Project outline: Several environmental pollutants like pesticides frequently enter the food-chain leading to systemic exposure of the consumers. However, the resulting physiological effects and underlying molecular interactions are only sparsely known.
Overall objectives: The aim is to carry out a large-scale profiling of the effects of hundreds of commonly found environmental pollutants (pesticides, herbicides, and veterinary medicines) using a multi-scale bioassay approach. To this end, the project will bring together different biological systems of toxicity relevance, from liver and immune cells to the gut microbiome, as well as multiple functional readouts, from apoptosis to metabolic aberrations. To identify specific molecular interactions underlying the observed toxic effects, selected interactions identified in the screening phase will be further investigated in molecular detail, especially by using thermal proteome profiling and multi-omic readouts (genomics, epigenomics, transcriptomics, proteomics and metabolomics). Key pathways and mechanisms thus uncovered will be further assessed by using data from published cohort studies to establish their in vivo relevance. Together, the proposed approach will provide a first-of-its-kind view on how environmental pollutants impact cell physiology and suggest potential targets towards mitigation.

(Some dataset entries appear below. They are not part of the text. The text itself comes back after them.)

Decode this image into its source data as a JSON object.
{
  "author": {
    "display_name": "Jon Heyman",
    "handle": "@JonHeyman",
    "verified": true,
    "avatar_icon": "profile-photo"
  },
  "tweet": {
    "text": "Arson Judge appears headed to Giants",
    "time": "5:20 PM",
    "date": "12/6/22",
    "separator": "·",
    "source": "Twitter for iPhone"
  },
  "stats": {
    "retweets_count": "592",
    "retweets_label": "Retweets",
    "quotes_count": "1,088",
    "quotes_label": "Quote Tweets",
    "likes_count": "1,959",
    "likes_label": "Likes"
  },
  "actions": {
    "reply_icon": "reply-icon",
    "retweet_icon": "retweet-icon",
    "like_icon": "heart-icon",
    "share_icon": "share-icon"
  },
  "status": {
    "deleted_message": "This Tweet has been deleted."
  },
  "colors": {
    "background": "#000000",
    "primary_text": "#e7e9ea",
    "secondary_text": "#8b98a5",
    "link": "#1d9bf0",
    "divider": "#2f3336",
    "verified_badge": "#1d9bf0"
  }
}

Identifying the effects of pesticides on intestinal permeability and gut-bacterial dysbiosis. Researchers – Michael Antoniou (KCL), David Phillips (KCL), Halh Al-Serori (KCL), Robin Mesnage (KCL), Scarlett Ferguson (KCL)

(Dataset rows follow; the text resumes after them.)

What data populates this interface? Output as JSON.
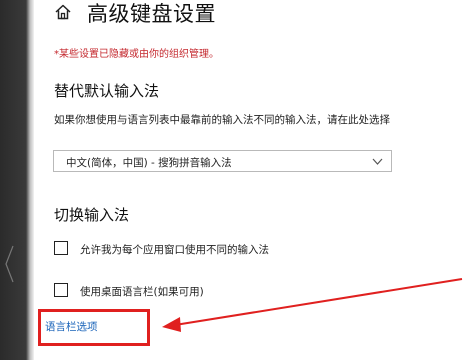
{
  "header": {
    "title": "高级键盘设置",
    "home_icon": "home-icon"
  },
  "notice": {
    "text": "*某些设置已隐藏或由你的组织管理。",
    "color": "#c4282e"
  },
  "override_section": {
    "heading": "替代默认输入法",
    "description": "如果你想使用与语言列表中最靠前的输入法不同的输入法，请在此处选择",
    "dropdown": {
      "selected": "中文(简体，中国) - 搜狗拼音输入法"
    }
  },
  "switch_section": {
    "heading": "切换输入法",
    "options": [
      {
        "label": "允许我为每个应用窗口使用不同的输入法",
        "checked": false
      },
      {
        "label": "使用桌面语言栏(如果可用)",
        "checked": false
      }
    ]
  },
  "language_bar_link": {
    "label": "语言栏选项",
    "color": "#1661b8"
  },
  "annotation": {
    "color": "#e0201f"
  }
}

Project outline: Gut microbiome status and integrity can be affected by exposure to environmental chemicals such as pesticides. Exposure to pesticides acting as antibiotics, or fungicides, could generate a stable selection pressure on some microbial communities in the human gut microbiome. This project will provide insight as to whether pesticides commonly found in human food compromise gut well-being, which can lead to serious ill-health, with the ultimate objective of providing evidence to improve regulation of pesticides in the food chain leading to better protection of public health.
Overall objectives: The aim is to investigate whether pesticides can bring about gut microbiome dysbiosis and compromise gut integrity. This PhD project will study the effects of pesticides that are most frequently found in foodstuffs on human gastrointestinal function. It will initially focus on glyphosate, the world’s most widely used herbicide, which inhibits the shikimate pathway in plants leading to their death. It is hypothesised that glyphosate can act as an antibiotic by inhibiting the same shikimate biochemical pathway in microorganisms compromising their viability.